= Task description =
Return, from the lines below, each one that includes the word "links".

= Raw data =
^^^^

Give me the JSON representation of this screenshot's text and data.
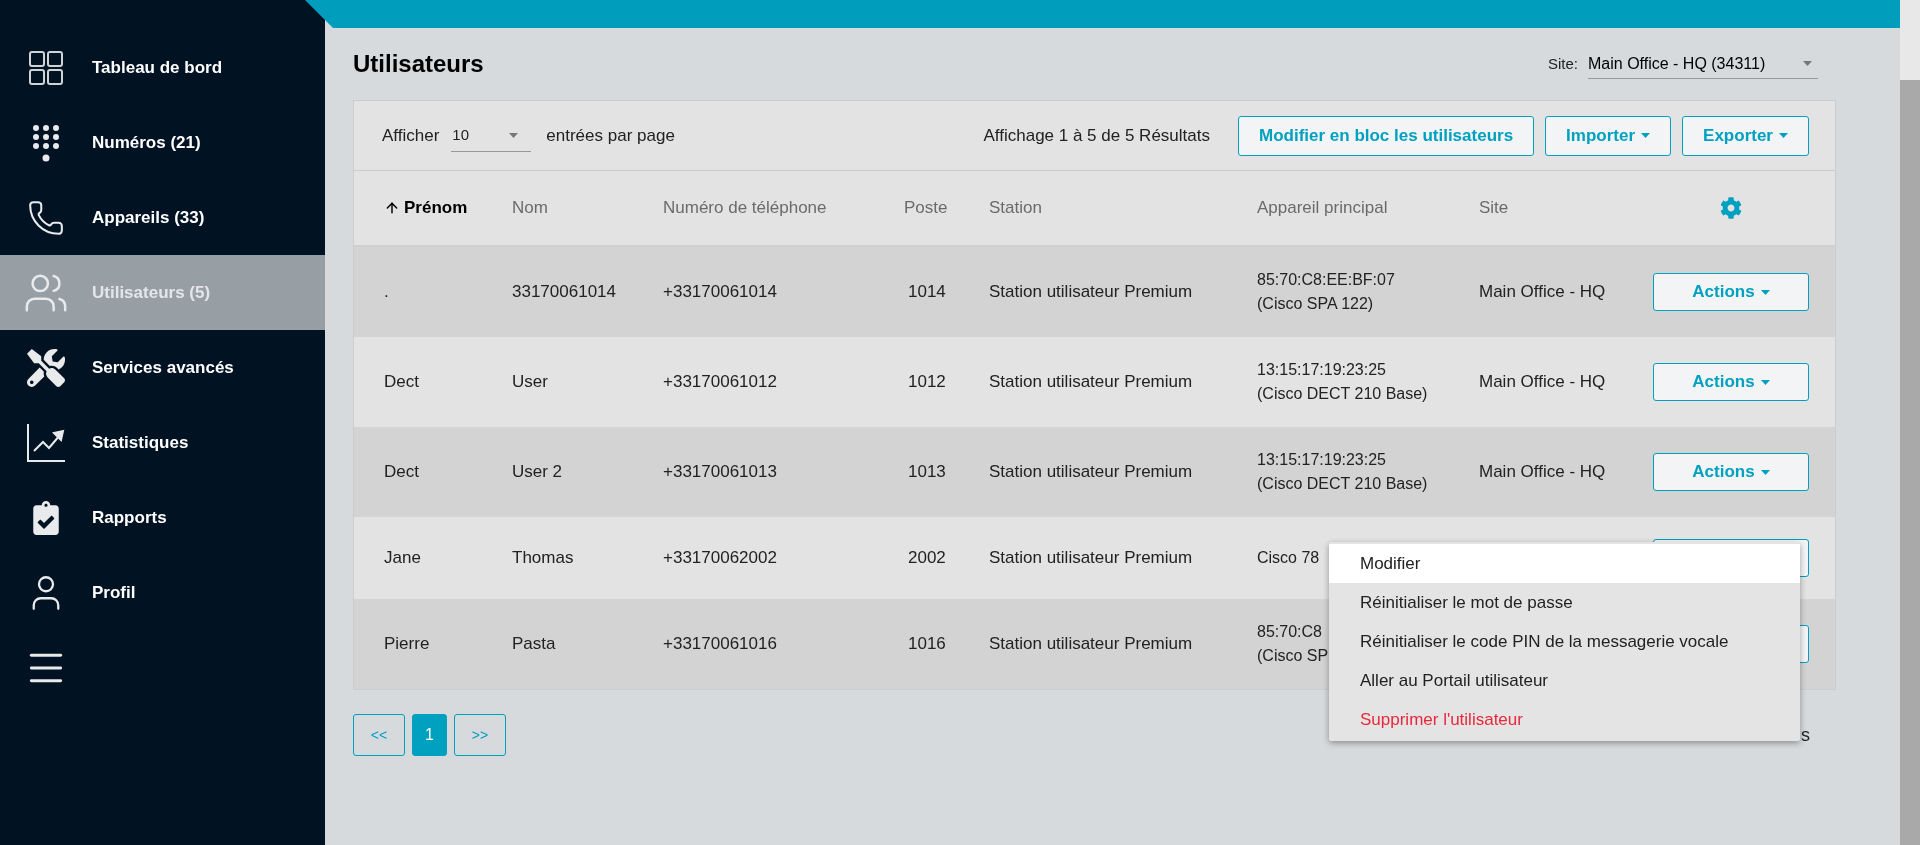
{
  "sidebar": {
    "items": [
      {
        "label": "Tableau de bord",
        "selected": false
      },
      {
        "label": "Numéros (21)",
        "selected": false
      },
      {
        "label": "Appareils (33)",
        "selected": false
      },
      {
        "label": "Utilisateurs (5)",
        "selected": true
      },
      {
        "label": "Services avancés",
        "selected": false
      },
      {
        "label": "Statistiques",
        "selected": false
      },
      {
        "label": "Rapports",
        "selected": false
      },
      {
        "label": "Profil",
        "selected": false
      }
    ]
  },
  "page": {
    "title": "Utilisateurs",
    "site_label": "Site:",
    "site_value": "Main Office - HQ (34311)"
  },
  "toolbar": {
    "show_label": "Afficher",
    "page_size": "10",
    "per_page_label": "entrées par page",
    "results": "Affichage 1 à 5 de 5 Résultats",
    "buttons": [
      {
        "label": "Modifier en bloc les utilisateurs",
        "dropdown": false
      },
      {
        "label": "Importer",
        "dropdown": true
      },
      {
        "label": "Exporter",
        "dropdown": true
      }
    ]
  },
  "table": {
    "columns": [
      {
        "label": "Prénom",
        "sorted": true
      },
      {
        "label": "Nom",
        "sorted": false
      },
      {
        "label": "Numéro de téléphone",
        "sorted": false
      },
      {
        "label": "Poste",
        "sorted": false
      },
      {
        "label": "Station",
        "sorted": false
      },
      {
        "label": "Appareil principal",
        "sorted": false
      },
      {
        "label": "Site",
        "sorted": false
      }
    ],
    "rows": [
      {
        "first_name": ".",
        "last_name": "33170061014",
        "phone": "+33170061014",
        "extension": "1014",
        "station": "Station utilisateur Premium",
        "device": [
          "85:70:C8:EE:BF:07",
          "(Cisco SPA 122)"
        ],
        "site": "Main Office - HQ",
        "action": "Actions"
      },
      {
        "first_name": "Dect",
        "last_name": "User",
        "phone": "+33170061012",
        "extension": "1012",
        "station": "Station utilisateur Premium",
        "device": [
          "13:15:17:19:23:25",
          "(Cisco DECT 210 Base)"
        ],
        "site": "Main Office - HQ",
        "action": "Actions"
      },
      {
        "first_name": "Dect",
        "last_name": "User 2",
        "phone": "+33170061013",
        "extension": "1013",
        "station": "Station utilisateur Premium",
        "device": [
          "13:15:17:19:23:25",
          "(Cisco DECT 210 Base)"
        ],
        "site": "Main Office - HQ",
        "action": "Actions"
      },
      {
        "first_name": "Jane",
        "last_name": "Thomas",
        "phone": "+33170062002",
        "extension": "2002",
        "station": "Station utilisateur Premium",
        "device": [
          "Cisco 78"
        ]
      },
      {
        "first_name": "Pierre",
        "last_name": "Pasta",
        "phone": "+33170061016",
        "extension": "1016",
        "station": "Station utilisateur Premium",
        "device": [
          "85:70:C8",
          "(Cisco SP"
        ]
      }
    ]
  },
  "pagination": {
    "first": "<<",
    "pages": [
      {
        "label": "1",
        "selected": true
      }
    ],
    "last": ">>",
    "summary": "s"
  },
  "actions_menu": {
    "items": [
      {
        "label": "Modifier",
        "kind": "normal",
        "selected": true
      },
      {
        "label": "Réinitialiser le mot de passe",
        "kind": "normal",
        "selected": false
      },
      {
        "label": "Réinitialiser le code PIN de la messagerie vocale",
        "kind": "normal",
        "selected": false
      },
      {
        "label": "Aller au Portail utilisateur",
        "kind": "normal",
        "selected": false
      },
      {
        "label": "Supprimer l'utilisateur",
        "kind": "danger",
        "selected": false
      }
    ]
  }
}
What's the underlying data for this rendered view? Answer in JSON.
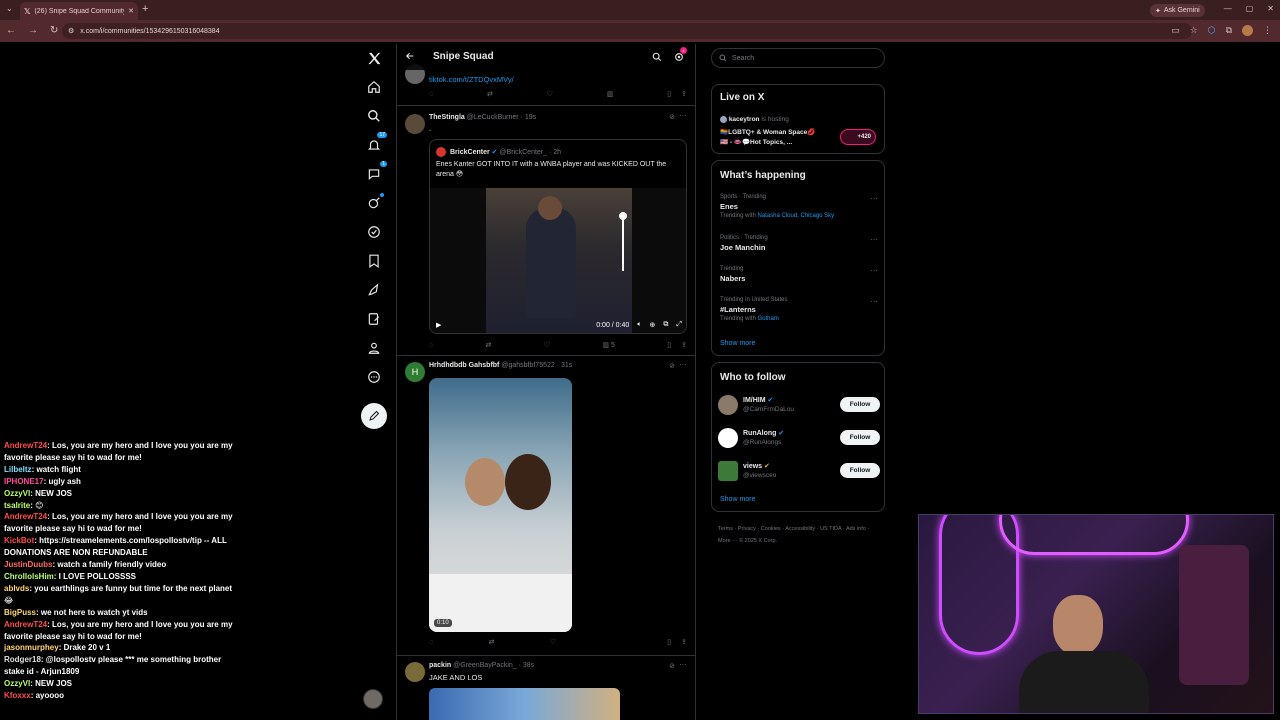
{
  "browser": {
    "tab_title": "(26) Snipe Squad Community /",
    "url": "x.com/i/communities/1534296150316048384",
    "ask_gemini": "Ask Gemini"
  },
  "chat": [
    {
      "user": "AndrewT24",
      "color": "#ff4c4c",
      "text": "Los, you are my hero and I love you you are my favorite please say hi to wad for me!"
    },
    {
      "user": "Lilbeltz",
      "color": "#7fe0ff",
      "text": "watch flight"
    },
    {
      "user": "IPHONE17",
      "color": "#ff4c9a",
      "text": "ugly ash"
    },
    {
      "user": "OzzyVI",
      "color": "#b8ff6a",
      "text": "NEW JOS"
    },
    {
      "user": "tsalrite",
      "color": "#b8ff6a",
      "text": "😊"
    },
    {
      "user": "AndrewT24",
      "color": "#ff4c4c",
      "text": "Los, you are my hero and I love you you are my favorite please say hi to wad for me!"
    },
    {
      "user": "KickBot",
      "color": "#ff4c4c",
      "text": "https://streamelements.com/lospollostv/tip -- ALL DONATIONS ARE NON REFUNDABLE"
    },
    {
      "user": "JustinDuubs",
      "color": "#ff6a6a",
      "text": "watch a family friendly video"
    },
    {
      "user": "ChrollolsHim",
      "color": "#b8ff6a",
      "text": "I LOVE POLLOSSSS"
    },
    {
      "user": "ablvds",
      "color": "#ffd86a",
      "text": "you earthlings are funny but time for the next planet😂"
    },
    {
      "user": "BigPuss",
      "color": "#ffd86a",
      "text": "we not here to watch yt vids"
    },
    {
      "user": "AndrewT24",
      "color": "#ff4c4c",
      "text": "Los, you are my hero and I love you you are my favorite please say hi to wad for me!"
    },
    {
      "user": "jasonmurphey",
      "color": "#ffd86a",
      "text": "Drake 20 v 1"
    },
    {
      "user": "Rodger18",
      "color": "#e0e0e0",
      "text": "@lospollostv please *** me something brother stake id - Arjun1809"
    },
    {
      "user": "OzzyVI",
      "color": "#b8ff6a",
      "text": "NEW JOS"
    },
    {
      "user": "Kfoxxx",
      "color": "#ff4c4c",
      "text": "ayoooo"
    }
  ],
  "nav": {
    "notifications_badge": "17",
    "messages_badge": "1"
  },
  "feed": {
    "community_name": "Snipe Squad",
    "settings_badge": "4",
    "tweets": [
      {
        "link": "tiktok.com/t/ZTDQvxMVy/"
      },
      {
        "name": "TheStingla",
        "handle": "@LeCuckBurner",
        "time": "· 19s",
        "text": ".",
        "quote": {
          "name": "BrickCenter",
          "handle": "@BrickCenter_",
          "time": "· 2h",
          "text": "Enes Kanter GOT INTO IT with a WNBA player and was KICKED OUT the arena 😳",
          "video_time": "0:00 / 0:40"
        },
        "views": "5"
      },
      {
        "name": "Hrhdhdbdb Gahsbfbf",
        "handle": "@gahsbfbf75522",
        "time": "· 31s",
        "avatar_letter": "H",
        "duration": "0:10"
      },
      {
        "name": "packin",
        "handle": "@GreenBayPackin_",
        "time": "· 38s",
        "text": "JAKE AND LOS"
      }
    ]
  },
  "sidebar": {
    "search_placeholder": "Search",
    "live": {
      "title": "Live on X",
      "host": "kaceytron",
      "hosting": "is hosting",
      "line1": "🏳️‍🌈LGBTQ+ & Woman Space💋",
      "line2": "🇺🇸 - 👄💬Hot Topics, ...",
      "count": "+420"
    },
    "happening": {
      "title": "What’s happening",
      "trends": [
        {
          "meta": "Sports · Trending",
          "title": "Enes",
          "with": "Trending with",
          "links": "Natasha Cloud, Chicago Sky"
        },
        {
          "meta": "Politics · Trending",
          "title": "Joe Manchin",
          "with": "",
          "links": ""
        },
        {
          "meta": "Trending",
          "title": "Nabers",
          "with": "",
          "links": ""
        },
        {
          "meta": "Trending in United States",
          "title": "#Lanterns",
          "with": "Trending with",
          "links": "Gotham"
        }
      ],
      "show_more": "Show more"
    },
    "follow": {
      "title": "Who to follow",
      "accounts": [
        {
          "name": "IM/HIM",
          "handle": "@CamFrmDaLou",
          "avatar_color": "#8a7a6a"
        },
        {
          "name": "RunAlong",
          "handle": "@RunAlongs",
          "avatar_color": "#ffffff"
        },
        {
          "name": "views",
          "handle": "@viewsceo",
          "avatar_color": "#3d7a3a"
        }
      ],
      "button": "Follow",
      "show_more": "Show more"
    },
    "footer": "Terms · Privacy · Cookies · Accessibility · US TIDA · Ads info · More ··· © 2025 X Corp."
  }
}
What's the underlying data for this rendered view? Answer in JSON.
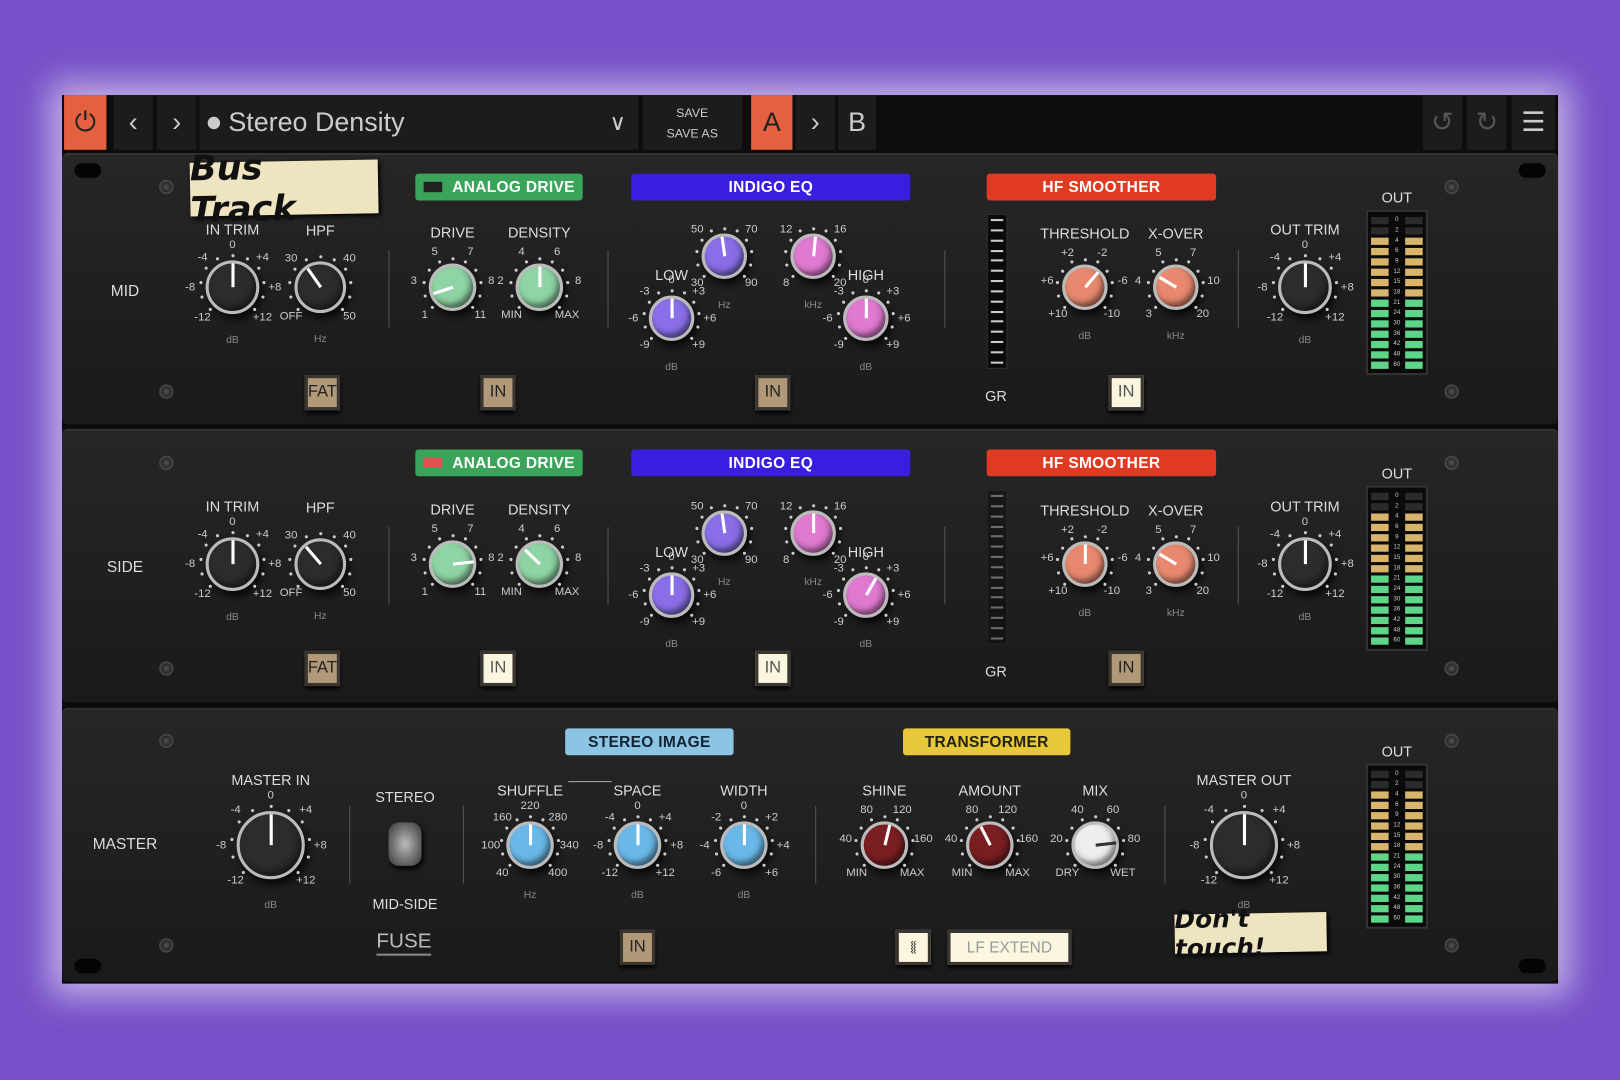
{
  "toolbar": {
    "preset_name": "Stereo Density",
    "save": "SAVE",
    "save_as": "SAVE AS",
    "a": "A",
    "b": "B",
    "power_color": "#e5603e"
  },
  "mid": {
    "row_label": "MID",
    "sticker": "Bus Track",
    "headers": {
      "analog_drive": "ANALOG DRIVE",
      "indigo_eq": "INDIGO EQ",
      "hf_smoother": "HF SMOOTHER"
    },
    "knobs": [
      {
        "label": "IN TRIM",
        "ticks": [
          "-12",
          "-8",
          "-4",
          "0",
          "+4",
          "+8",
          "+12"
        ],
        "unit": "dB",
        "color": "#2c2c2c",
        "value": 0.5
      },
      {
        "label": "HPF",
        "ticks": [
          "OFF",
          "30",
          "40",
          "50"
        ],
        "unit": "Hz",
        "color": "#2c2c2c",
        "value": 0.37
      },
      {
        "label": "DRIVE",
        "ticks": [
          "1",
          "3",
          "5",
          "7",
          "8",
          "11"
        ],
        "unit": "",
        "color": "#8fd4a4",
        "value": 0.1
      },
      {
        "label": "DENSITY",
        "ticks": [
          "MIN",
          "2",
          "4",
          "6",
          "8",
          "MAX"
        ],
        "unit": "",
        "color": "#8fd4a4",
        "value": 0.5
      },
      {
        "label": "LOW",
        "ticks": [
          "-9",
          "-6",
          "-3",
          "0",
          "+3",
          "+6",
          "+9"
        ],
        "unit": "dB",
        "color": "#8a6ee8",
        "value": 0.5
      },
      {
        "label": "",
        "ticks": [
          "30",
          "50",
          "70",
          "90"
        ],
        "unit": "Hz",
        "color": "#8a6ee8",
        "value": 0.47
      },
      {
        "label": "",
        "ticks": [
          "8",
          "12",
          "16",
          "20"
        ],
        "unit": "kHz",
        "color": "#e07ad0",
        "value": 0.52
      },
      {
        "label": "HIGH",
        "ticks": [
          "-9",
          "-6",
          "-3",
          "0",
          "+3",
          "+6",
          "+9"
        ],
        "unit": "dB",
        "color": "#e07ad0",
        "value": 0.5
      },
      {
        "label": "THRESHOLD",
        "ticks": [
          "+10",
          "+6",
          "+2",
          "-2",
          "-6",
          "-10"
        ],
        "unit": "dB",
        "color": "#e8896f",
        "value": 0.65
      },
      {
        "label": "X-OVER",
        "ticks": [
          "3",
          "4",
          "5",
          "7",
          "10",
          "20"
        ],
        "unit": "kHz",
        "color": "#e8896f",
        "value": 0.28
      },
      {
        "label": "OUT TRIM",
        "ticks": [
          "-12",
          "-8",
          "-4",
          "0",
          "+4",
          "+8",
          "+12"
        ],
        "unit": "dB",
        "color": "#2c2c2c",
        "value": 0.5
      }
    ],
    "buttons": {
      "fat": "FAT",
      "drive_in": "IN",
      "eq_in": "IN",
      "hf_in": "IN"
    },
    "gr": "GR",
    "out": "OUT",
    "out_meter_level": 0.87
  },
  "side": {
    "row_label": "SIDE",
    "headers": {
      "analog_drive": "ANALOG DRIVE",
      "indigo_eq": "INDIGO EQ",
      "hf_smoother": "HF SMOOTHER"
    },
    "knobs": [
      {
        "label": "IN TRIM",
        "ticks": [
          "-12",
          "-8",
          "-4",
          "0",
          "+4",
          "+8",
          "+12"
        ],
        "unit": "dB",
        "color": "#2c2c2c",
        "value": 0.5
      },
      {
        "label": "HPF",
        "ticks": [
          "OFF",
          "30",
          "40",
          "50"
        ],
        "unit": "Hz",
        "color": "#2c2c2c",
        "value": 0.35
      },
      {
        "label": "DRIVE",
        "ticks": [
          "1",
          "3",
          "5",
          "7",
          "8",
          "11"
        ],
        "unit": "",
        "color": "#8fd4a4",
        "value": 0.81
      },
      {
        "label": "DENSITY",
        "ticks": [
          "MIN",
          "2",
          "4",
          "6",
          "8",
          "MAX"
        ],
        "unit": "",
        "color": "#8fd4a4",
        "value": 0.33
      },
      {
        "label": "LOW",
        "ticks": [
          "-9",
          "-6",
          "-3",
          "0",
          "+3",
          "+6",
          "+9"
        ],
        "unit": "dB",
        "color": "#8a6ee8",
        "value": 0.5
      },
      {
        "label": "",
        "ticks": [
          "30",
          "50",
          "70",
          "90"
        ],
        "unit": "Hz",
        "color": "#8a6ee8",
        "value": 0.47
      },
      {
        "label": "",
        "ticks": [
          "8",
          "12",
          "16",
          "20"
        ],
        "unit": "kHz",
        "color": "#e07ad0",
        "value": 0.5
      },
      {
        "label": "HIGH",
        "ticks": [
          "-9",
          "-6",
          "-3",
          "0",
          "+3",
          "+6",
          "+9"
        ],
        "unit": "dB",
        "color": "#e07ad0",
        "value": 0.61
      },
      {
        "label": "THRESHOLD",
        "ticks": [
          "+10",
          "+6",
          "+2",
          "-2",
          "-6",
          "-10"
        ],
        "unit": "dB",
        "color": "#e8896f",
        "value": 0.5
      },
      {
        "label": "X-OVER",
        "ticks": [
          "3",
          "4",
          "5",
          "7",
          "10",
          "20"
        ],
        "unit": "kHz",
        "color": "#e8896f",
        "value": 0.28
      },
      {
        "label": "OUT TRIM",
        "ticks": [
          "-12",
          "-8",
          "-4",
          "0",
          "+4",
          "+8",
          "+12"
        ],
        "unit": "dB",
        "color": "#2c2c2c",
        "value": 0.5
      }
    ],
    "buttons": {
      "fat": "FAT",
      "drive_in": "IN",
      "eq_in": "IN",
      "hf_in": "IN"
    },
    "gr": "GR",
    "out": "OUT",
    "out_meter_level": 0.87
  },
  "master": {
    "row_label": "MASTER",
    "sticker": "Don't touch!",
    "logo": "FUSE",
    "headers": {
      "stereo_image": "STEREO IMAGE",
      "transformer": "TRANSFORMER"
    },
    "switch": {
      "top": "STEREO",
      "bottom": "MID-SIDE"
    },
    "knobs": [
      {
        "label": "MASTER IN",
        "ticks": [
          "-12",
          "-8",
          "-4",
          "0",
          "+4",
          "+8",
          "+12"
        ],
        "unit": "dB",
        "color": "#2c2c2c",
        "value": 0.5
      },
      {
        "label": "SHUFFLE",
        "ticks": [
          "40",
          "100",
          "160",
          "220",
          "280",
          "340",
          "400"
        ],
        "unit": "Hz",
        "color": "#6ab8e8",
        "value": 0.5
      },
      {
        "label": "SPACE",
        "ticks": [
          "-12",
          "-8",
          "-4",
          "0",
          "+4",
          "+8",
          "+12"
        ],
        "unit": "dB",
        "color": "#6ab8e8",
        "value": 0.5
      },
      {
        "label": "WIDTH",
        "ticks": [
          "-6",
          "-4",
          "-2",
          "0",
          "+2",
          "+4",
          "+6"
        ],
        "unit": "dB",
        "color": "#6ab8e8",
        "value": 0.5
      },
      {
        "label": "SHINE",
        "ticks": [
          "MIN",
          "40",
          "80",
          "120",
          "160",
          "MAX"
        ],
        "unit": "",
        "color": "#7a1e22",
        "value": 0.55
      },
      {
        "label": "AMOUNT",
        "ticks": [
          "MIN",
          "40",
          "80",
          "120",
          "160",
          "MAX"
        ],
        "unit": "",
        "color": "#7a1e22",
        "value": 0.4
      },
      {
        "label": "MIX",
        "ticks": [
          "DRY",
          "20",
          "40",
          "60",
          "80",
          "WET"
        ],
        "unit": "",
        "color": "#eeeeee",
        "value": 0.81
      },
      {
        "label": "MASTER OUT",
        "ticks": [
          "-12",
          "-8",
          "-4",
          "0",
          "+4",
          "+8",
          "+12"
        ],
        "unit": "dB",
        "color": "#2c2c2c",
        "value": 0.5
      }
    ],
    "buttons": {
      "image_in": "IN",
      "lf_extend": "LF EXTEND"
    },
    "out": "OUT",
    "out_meter_level": 0.87
  },
  "meter_scale": [
    "0",
    "2",
    "4",
    "6",
    "9",
    "12",
    "15",
    "18",
    "21",
    "24",
    "30",
    "36",
    "42",
    "48",
    "60"
  ]
}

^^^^

= Solution to this task =
          "links": "Natasha Cloud, Chicago Sky"
          "links": ""
          "links": ""
          "links": "Gotham"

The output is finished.